Amtrak was supposed to be a profit-making enterprise but would receive government subsidies, uh, just temporarily. It's still getting them 42 years later.

One reason is that Congress insists on passenger service in 46 of the 50 states. The long lines are huge money-losers, but if Amtrak cuts off service to Havre, Mont., someone will complain -- and get loads of publicity from the passenger-train lobby.

Amtrak is also saddled with union restrictions and procurement rules that mean that it loses money when it charges captive customers $15 for a hamburger.

Amtrak claims to make money on three lines in the Northeast, where population densities and travel distances make passenger trains a natural. But, curiously, it counts maintenance as a capital expenditure not an operating cost.

Amtrak has been attracting Washington-New York passengers who used to take airplane shuttles. But it's losing customers to private sector Chinatown buses with much lower fares and better Wi-Fi.

Barack Obama and 36-year Amtrak passenger Joe Biden want government to double down and build high-speed rail lines across the country.
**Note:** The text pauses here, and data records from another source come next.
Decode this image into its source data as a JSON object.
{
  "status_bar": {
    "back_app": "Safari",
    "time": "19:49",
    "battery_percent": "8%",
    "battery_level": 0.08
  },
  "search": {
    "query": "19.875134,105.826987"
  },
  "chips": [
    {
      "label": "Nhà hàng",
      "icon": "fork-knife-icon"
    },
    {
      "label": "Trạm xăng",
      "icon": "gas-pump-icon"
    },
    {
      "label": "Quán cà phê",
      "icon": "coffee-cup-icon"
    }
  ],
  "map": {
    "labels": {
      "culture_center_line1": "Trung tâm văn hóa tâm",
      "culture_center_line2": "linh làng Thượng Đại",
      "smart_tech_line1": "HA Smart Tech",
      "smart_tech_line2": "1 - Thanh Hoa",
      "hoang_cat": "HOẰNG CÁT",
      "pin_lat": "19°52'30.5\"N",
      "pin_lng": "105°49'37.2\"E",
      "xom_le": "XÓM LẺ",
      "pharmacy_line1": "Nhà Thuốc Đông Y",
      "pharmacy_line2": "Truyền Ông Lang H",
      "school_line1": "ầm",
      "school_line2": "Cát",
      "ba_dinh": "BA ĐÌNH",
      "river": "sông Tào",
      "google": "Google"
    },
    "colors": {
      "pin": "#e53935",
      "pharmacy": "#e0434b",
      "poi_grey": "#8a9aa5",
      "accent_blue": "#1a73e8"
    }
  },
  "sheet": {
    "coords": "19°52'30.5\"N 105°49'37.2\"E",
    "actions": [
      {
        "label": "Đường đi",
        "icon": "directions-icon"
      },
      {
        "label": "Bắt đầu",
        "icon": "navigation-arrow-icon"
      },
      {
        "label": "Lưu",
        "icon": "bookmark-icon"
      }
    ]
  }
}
"Imagine boarding a train in the center of a city," Obama said in April 2009. "Imagine whisking through towns at speeds over 100 miles an hour, walking only a few steps to public transportation and ending up just blocks from your destination."

The problem is most Americans live in suburbs, not central cities, and most destinations are not just blocks from public transportation.

The Obama administration is pumping money into California's lunatic high-speed rail project, whose estimated cost has jumped from $40 billion to $100 billion -- for a line between the metropolises of Fresno and Bakersfield.

That's nutty. And so may be the private investors who are trying to build Houston-Dallas and Miami-Orlando high-speed lines.

But they're betting their own money, with strong incentives to meet competition and squeeze out cost.

Just like the people who made freight rail work.

Michael Barone, senior political analyst for The Washington Examiner (www.washingtonexaminer.com), is a resident fellow at the American Enterprise Institute, a Fox News Channel contributor and a co-author of The Almanac of American Politics. To find out more about Michael Barone, and read features by other Creators Syndicate writers and cartoonists, visit the Creators Syndicate Web page at www.creators.com.

COPYRIGHT 2013 THE WASHINGTON EXAMINER

DISTRIBUTED BY CREATORS.COM


Michael Barone

Michael Barone, senior political analyst for The Washington Examiner (www.washingtonexaminer.com), is a resident fellow at the American Enterprise Institute, a Fox News Channel contributor and a co-author of The Almanac of American Politics. To find out more about Michael Barone, and read features by other Creators Syndicate writers and cartoonists, visit the Creators Syndicate Web page at www.creators.com. COPYRIGHT 2011 THE WASHINGTON EXAMINER. DISTRIBUTED BY CREATORS.COM